November 14, 2012
President Obama reportedly issued a secret military directive to defend U.S. networks, bypassing Congress and the American public to advance the administration’s security goals.
The new policy directs the Defense Department on how to act against adversary networks when federal or private computer systems are in jeopardy, The Washington Post reports.
The directive, which was signed in mid-October, apparently addresses gaps in legislation, lexicon and departmental jurisdictions.
It authorizes the military to make “a distinction between network defense and cyber operations” -- which are aggressive actions -- when confronted with a computer threat, the Post reports.
“What it does, really for the first time, is it explicitly talks about how we will use cyber operations,” a senior administration official told the Post. “Network defense is what you’re doing inside your own networks. . . . Cyber operations is stuff outside that space, and recognizing that you could be doing that for what might be called defensive purposes.”
Congress is logjammed on legislation that would help companies -- which operate 80 percent of U.S. critical infrastructure -- defend themselves against breaches. Cyber intrusions cost the United States hundreds of billions of dollars a year and are capable of disrupting vital services, such as electricity and transportation.
In the meantime, federal agencies are vetting an executive order that would direct the private sector on specific steps to secure its networks, but the document wouldn’t carry much enforcement weight. Industry is reluctant to participate in sharing information about threats without liability and privacy protections.

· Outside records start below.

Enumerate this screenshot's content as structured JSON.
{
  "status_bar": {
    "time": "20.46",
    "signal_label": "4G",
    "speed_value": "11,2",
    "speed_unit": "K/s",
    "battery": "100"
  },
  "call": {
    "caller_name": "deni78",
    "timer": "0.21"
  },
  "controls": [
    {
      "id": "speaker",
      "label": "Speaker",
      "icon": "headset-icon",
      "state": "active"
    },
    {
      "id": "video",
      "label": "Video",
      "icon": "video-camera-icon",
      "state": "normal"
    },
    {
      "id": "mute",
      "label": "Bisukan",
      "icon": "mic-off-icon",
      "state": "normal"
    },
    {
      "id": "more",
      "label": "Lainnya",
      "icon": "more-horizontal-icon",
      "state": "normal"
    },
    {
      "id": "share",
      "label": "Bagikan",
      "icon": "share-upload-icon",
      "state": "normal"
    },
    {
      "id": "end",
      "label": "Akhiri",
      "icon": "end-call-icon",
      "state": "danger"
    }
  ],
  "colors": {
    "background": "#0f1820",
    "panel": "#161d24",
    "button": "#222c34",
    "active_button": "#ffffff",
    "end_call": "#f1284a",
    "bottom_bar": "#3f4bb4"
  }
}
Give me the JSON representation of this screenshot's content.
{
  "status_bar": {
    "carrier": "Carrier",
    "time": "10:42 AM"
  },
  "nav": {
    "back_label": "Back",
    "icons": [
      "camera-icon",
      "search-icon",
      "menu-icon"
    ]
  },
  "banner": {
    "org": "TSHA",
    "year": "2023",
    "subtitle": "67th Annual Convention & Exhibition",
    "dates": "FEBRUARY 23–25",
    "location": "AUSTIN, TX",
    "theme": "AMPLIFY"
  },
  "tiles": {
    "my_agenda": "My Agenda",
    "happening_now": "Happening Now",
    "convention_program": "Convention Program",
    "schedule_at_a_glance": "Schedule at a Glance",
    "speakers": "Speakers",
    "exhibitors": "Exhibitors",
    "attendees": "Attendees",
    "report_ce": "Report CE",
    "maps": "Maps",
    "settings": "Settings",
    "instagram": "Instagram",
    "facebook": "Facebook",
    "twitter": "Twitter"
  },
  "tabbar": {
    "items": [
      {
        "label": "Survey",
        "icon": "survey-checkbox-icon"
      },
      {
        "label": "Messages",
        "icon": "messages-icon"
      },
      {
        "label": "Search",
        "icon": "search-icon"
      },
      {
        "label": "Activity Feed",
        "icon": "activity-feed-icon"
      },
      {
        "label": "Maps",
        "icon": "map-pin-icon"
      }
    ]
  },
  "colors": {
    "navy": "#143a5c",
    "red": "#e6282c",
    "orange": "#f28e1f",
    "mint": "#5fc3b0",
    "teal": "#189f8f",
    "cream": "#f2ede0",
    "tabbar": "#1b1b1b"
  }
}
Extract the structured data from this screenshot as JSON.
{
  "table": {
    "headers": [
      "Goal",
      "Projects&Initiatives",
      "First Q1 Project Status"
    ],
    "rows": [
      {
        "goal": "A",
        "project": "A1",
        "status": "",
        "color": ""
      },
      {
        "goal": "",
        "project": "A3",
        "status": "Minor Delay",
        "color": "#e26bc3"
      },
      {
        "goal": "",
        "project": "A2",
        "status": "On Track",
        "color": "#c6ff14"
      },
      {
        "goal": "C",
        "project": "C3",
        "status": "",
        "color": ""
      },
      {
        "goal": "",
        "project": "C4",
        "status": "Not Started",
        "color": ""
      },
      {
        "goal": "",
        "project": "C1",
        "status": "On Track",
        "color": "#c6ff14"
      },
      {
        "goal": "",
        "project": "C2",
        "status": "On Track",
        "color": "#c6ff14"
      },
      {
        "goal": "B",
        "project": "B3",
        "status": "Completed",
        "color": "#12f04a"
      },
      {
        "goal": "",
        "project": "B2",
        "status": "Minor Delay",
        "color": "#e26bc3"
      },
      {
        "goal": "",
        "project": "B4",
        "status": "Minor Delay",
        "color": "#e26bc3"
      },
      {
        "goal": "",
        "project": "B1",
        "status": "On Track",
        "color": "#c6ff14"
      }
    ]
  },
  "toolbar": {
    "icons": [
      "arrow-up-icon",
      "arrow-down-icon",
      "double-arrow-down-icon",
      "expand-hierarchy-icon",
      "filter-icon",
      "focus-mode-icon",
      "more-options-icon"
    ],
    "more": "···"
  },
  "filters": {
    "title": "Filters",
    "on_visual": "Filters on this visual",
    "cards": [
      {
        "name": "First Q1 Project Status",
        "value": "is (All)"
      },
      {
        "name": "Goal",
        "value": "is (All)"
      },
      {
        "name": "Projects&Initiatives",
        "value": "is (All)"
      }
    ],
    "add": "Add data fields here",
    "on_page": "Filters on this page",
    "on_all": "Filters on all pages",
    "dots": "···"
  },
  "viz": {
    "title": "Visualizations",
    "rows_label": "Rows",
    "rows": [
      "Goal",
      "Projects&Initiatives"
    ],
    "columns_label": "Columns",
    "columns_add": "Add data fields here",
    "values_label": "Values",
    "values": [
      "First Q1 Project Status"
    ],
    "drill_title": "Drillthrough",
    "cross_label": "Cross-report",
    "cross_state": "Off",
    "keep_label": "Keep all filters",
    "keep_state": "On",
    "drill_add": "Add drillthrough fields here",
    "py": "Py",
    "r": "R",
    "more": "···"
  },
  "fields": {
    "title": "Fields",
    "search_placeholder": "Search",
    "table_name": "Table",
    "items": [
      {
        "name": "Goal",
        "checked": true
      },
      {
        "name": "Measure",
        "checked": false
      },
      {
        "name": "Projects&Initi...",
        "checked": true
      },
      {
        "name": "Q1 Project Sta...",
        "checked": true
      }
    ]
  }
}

Monday’s report indicates that the new directive addresses some privacy concerns. The policy “also lays out a process to vet any operations outside government and defense networks and ensure that U.S. citizens’ and foreign allies’ data and privacy are protected and international laws of war are followed,” the Post writes.
It’s unclear whether the directive would shift more responsibility for protecting networks from the departments of Homeland Security and Justice to the Pentagon.
Now Defense is finalizing new rules of engagement for cyberspace that apparently will be informed by the new directive. According to the Post, these rules “would guide commanders when and how the military can go outside government networks to prevent a cyberattack that could cause significant destruction or casualties.” Defense Secretary Leon Panetta in October said that the rules “will make clear that the department has a responsibility not only to defend DoD’s networks, but also to be prepared to defend the nation and our national interests against an attack in or through cyberspace.”
A separate presidential directive in 2003 designated Homeland Security to be “a focal point” for the security of cyberspace, but since that time the department has lacked the authority to fulfill its mission, some lawmakers argue.
November 14, 2012